In Nancy Warren's newest contemporary romance, which is loosely linked to British Bad Boys, she pairs a spoiled little rich girl from England with a
Texan cop-turned-landlord. After dumping a string of fiancés, Chloe flees to Texas to open up a business doing the only thing she appears to be good at: breaking up relationships. It's not that she's malicious about breaking up couples – to the contrary, Chloe only breaks up couples who can't find the heart, or the words, to do it themselves. She moves into a house owned by her neighbor and landlord, Matthew.
Matthew is a retired cop who has taken up flipping houses. He's also dating a woman who is nothing but sunshine and light – so why does he say, with dread, "we're probably getting married one day?" Chloe, along with everyone else, can see that Matthew and his girlfriend aren't right for each other, but Matthew is a little harder to convince. In fact, his girlfriend ends up hiring Chloe to let Matt down easy.
Can Chloe breakup the couple without trying to keep Matt for herself?
Despite the cover Brava gave this book, it's more of a romantic comedy than the cover models lead one to believe. That said, however, the comedic aspect of the book never really reaches laugh-out-loud proportions. Instead, the humor
is mildly chuckle-worthy. Also, a timing inconsistency in the plot gave me pause:
near the beginning of the story, Chloe agrees to take on an assignment to break up a couple, but the client insists that the break up must happen within two weeks. Fast forward to nearly the end of the book
- two months have passed, and the breakup still hasn't happened. Even in extending the plot to take place over two months, the romance between Matthew and Chloe
is somewhat rushed. Matthew is dating his girlfriend throughout much of the book, so
it's hard to believe that Chloe and Matt could fall in love with each other so quickly. Warren spends so much time developing the romance between two of the secondary characters
that I ended up caring about them more than I did about Matt and Chloe.
Overall, isn't Nancy Warren's best effort. My favorite book by her remains Turn Left at Sanity, which was incidentally the first book I read by her.
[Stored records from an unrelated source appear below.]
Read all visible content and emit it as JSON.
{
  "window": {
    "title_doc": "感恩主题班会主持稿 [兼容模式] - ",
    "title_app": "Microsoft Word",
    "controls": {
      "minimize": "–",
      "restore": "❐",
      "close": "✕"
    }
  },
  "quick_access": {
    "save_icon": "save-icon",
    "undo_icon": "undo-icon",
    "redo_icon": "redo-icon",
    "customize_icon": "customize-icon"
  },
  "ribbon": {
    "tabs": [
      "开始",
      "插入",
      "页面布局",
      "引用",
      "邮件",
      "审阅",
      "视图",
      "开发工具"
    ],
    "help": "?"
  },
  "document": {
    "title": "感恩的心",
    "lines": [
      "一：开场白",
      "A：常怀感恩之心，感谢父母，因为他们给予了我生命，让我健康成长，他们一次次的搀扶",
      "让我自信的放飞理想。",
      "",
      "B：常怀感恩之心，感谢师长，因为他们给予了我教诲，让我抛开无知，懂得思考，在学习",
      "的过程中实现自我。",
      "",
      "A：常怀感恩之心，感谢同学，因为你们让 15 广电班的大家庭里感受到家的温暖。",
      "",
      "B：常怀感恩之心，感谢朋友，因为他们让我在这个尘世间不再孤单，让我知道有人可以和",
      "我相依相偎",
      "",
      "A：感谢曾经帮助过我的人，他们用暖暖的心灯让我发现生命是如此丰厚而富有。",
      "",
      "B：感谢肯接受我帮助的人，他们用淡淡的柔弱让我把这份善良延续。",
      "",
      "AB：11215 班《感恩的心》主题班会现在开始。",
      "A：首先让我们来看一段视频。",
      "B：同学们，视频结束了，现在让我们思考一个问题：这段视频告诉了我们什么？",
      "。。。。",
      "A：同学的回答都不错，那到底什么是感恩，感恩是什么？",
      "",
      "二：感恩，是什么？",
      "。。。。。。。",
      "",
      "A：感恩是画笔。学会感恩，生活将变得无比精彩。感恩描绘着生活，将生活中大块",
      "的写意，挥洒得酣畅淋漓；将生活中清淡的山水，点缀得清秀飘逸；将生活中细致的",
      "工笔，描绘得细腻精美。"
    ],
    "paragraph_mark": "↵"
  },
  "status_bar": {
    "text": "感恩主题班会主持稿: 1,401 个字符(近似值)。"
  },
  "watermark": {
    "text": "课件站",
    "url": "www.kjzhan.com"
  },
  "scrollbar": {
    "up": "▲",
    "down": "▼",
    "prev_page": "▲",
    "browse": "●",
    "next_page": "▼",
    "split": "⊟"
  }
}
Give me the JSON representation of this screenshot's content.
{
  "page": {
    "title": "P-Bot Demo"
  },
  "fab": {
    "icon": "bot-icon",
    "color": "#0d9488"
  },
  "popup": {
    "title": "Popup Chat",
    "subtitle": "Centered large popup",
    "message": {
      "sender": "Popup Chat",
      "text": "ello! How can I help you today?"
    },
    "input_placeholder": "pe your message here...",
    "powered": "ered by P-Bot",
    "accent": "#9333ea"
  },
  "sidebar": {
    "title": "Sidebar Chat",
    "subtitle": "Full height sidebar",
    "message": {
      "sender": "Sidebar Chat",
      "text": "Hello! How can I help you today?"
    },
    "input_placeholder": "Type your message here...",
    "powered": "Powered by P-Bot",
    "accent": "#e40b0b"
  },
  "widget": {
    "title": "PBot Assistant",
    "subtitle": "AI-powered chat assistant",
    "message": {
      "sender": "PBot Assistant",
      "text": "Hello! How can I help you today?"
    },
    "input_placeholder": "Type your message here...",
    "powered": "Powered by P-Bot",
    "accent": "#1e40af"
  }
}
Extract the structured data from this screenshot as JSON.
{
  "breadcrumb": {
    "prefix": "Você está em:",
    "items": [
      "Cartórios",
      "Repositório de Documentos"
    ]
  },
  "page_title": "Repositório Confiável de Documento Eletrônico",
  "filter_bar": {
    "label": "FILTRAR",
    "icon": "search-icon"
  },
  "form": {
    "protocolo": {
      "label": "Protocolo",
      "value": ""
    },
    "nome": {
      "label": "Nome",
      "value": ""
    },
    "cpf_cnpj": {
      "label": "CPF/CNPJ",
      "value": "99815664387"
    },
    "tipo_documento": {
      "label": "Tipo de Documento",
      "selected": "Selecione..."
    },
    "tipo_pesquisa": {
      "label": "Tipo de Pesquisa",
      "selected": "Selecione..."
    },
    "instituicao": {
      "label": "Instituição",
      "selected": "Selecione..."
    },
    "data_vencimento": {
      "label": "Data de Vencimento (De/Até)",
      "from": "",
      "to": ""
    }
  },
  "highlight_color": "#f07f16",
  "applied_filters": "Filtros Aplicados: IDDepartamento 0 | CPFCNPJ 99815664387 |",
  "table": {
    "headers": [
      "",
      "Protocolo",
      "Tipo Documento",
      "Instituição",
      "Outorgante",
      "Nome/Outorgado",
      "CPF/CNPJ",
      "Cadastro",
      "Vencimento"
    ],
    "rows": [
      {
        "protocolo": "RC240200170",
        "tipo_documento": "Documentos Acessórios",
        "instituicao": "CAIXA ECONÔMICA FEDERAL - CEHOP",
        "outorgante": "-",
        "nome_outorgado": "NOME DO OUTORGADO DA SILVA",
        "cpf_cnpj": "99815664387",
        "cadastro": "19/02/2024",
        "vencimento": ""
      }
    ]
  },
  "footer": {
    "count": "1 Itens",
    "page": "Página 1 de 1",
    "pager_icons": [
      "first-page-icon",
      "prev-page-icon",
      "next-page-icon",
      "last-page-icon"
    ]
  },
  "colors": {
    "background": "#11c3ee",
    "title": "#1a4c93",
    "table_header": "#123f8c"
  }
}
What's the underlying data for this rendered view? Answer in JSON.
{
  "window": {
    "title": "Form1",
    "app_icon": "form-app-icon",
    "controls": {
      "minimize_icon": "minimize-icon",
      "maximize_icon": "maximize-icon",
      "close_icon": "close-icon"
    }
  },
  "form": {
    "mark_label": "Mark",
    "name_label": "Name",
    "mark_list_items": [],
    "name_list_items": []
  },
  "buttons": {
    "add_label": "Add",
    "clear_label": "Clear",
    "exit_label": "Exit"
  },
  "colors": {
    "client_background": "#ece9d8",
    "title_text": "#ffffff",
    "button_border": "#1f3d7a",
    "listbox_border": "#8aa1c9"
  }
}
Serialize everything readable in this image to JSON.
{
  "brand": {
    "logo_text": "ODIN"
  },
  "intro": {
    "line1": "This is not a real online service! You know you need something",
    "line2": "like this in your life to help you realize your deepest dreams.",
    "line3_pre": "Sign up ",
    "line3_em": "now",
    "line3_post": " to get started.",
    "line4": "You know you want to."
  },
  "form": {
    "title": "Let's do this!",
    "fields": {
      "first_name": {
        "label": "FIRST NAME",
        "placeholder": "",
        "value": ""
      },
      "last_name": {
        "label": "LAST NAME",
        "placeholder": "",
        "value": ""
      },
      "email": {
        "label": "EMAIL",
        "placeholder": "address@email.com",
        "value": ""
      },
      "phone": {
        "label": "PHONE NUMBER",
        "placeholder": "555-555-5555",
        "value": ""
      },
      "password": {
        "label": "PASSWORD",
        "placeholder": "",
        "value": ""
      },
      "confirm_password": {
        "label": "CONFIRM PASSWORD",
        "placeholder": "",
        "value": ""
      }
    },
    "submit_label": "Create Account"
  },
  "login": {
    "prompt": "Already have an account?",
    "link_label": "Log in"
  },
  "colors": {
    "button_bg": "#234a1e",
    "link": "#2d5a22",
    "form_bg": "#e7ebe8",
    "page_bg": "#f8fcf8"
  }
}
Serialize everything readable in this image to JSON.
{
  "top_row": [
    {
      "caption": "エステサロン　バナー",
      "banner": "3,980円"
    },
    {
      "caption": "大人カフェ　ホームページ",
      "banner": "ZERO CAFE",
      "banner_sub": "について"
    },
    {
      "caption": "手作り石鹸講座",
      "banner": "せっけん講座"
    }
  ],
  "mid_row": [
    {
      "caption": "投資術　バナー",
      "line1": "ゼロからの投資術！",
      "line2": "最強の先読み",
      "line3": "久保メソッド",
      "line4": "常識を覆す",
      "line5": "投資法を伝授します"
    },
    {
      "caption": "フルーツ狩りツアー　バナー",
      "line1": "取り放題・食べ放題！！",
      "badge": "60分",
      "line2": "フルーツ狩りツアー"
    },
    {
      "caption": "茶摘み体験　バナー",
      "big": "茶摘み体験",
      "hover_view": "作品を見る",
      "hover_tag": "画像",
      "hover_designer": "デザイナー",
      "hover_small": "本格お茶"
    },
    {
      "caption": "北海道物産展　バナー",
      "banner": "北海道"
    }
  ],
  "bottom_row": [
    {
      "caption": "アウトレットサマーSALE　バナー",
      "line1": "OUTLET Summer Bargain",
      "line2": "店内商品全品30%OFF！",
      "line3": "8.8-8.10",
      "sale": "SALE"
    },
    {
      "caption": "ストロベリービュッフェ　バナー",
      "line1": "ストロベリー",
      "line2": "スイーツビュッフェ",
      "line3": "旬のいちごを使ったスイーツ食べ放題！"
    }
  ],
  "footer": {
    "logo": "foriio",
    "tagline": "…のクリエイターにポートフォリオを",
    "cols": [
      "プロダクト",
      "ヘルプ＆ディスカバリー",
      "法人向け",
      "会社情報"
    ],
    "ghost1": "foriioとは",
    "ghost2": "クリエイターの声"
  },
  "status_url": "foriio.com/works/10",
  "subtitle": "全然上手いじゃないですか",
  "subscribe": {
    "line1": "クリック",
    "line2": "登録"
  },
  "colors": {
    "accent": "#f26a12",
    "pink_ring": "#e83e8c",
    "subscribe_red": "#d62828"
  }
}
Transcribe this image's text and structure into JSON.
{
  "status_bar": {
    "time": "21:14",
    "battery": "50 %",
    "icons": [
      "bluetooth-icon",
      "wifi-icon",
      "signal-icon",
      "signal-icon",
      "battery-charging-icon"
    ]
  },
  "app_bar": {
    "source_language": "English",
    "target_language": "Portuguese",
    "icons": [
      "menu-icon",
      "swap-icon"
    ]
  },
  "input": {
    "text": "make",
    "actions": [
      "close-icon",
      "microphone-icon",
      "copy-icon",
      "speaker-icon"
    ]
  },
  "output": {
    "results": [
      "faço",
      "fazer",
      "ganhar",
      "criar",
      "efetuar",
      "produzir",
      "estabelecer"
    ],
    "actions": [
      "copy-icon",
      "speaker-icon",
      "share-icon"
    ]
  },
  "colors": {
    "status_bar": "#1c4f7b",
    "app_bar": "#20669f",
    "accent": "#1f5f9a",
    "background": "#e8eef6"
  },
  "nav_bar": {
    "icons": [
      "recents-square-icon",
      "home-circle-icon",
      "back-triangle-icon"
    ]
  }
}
I keep hoping that her future books will live up to
Turn Left, but so far they haven't, and The One I Want does nothing to break the mold.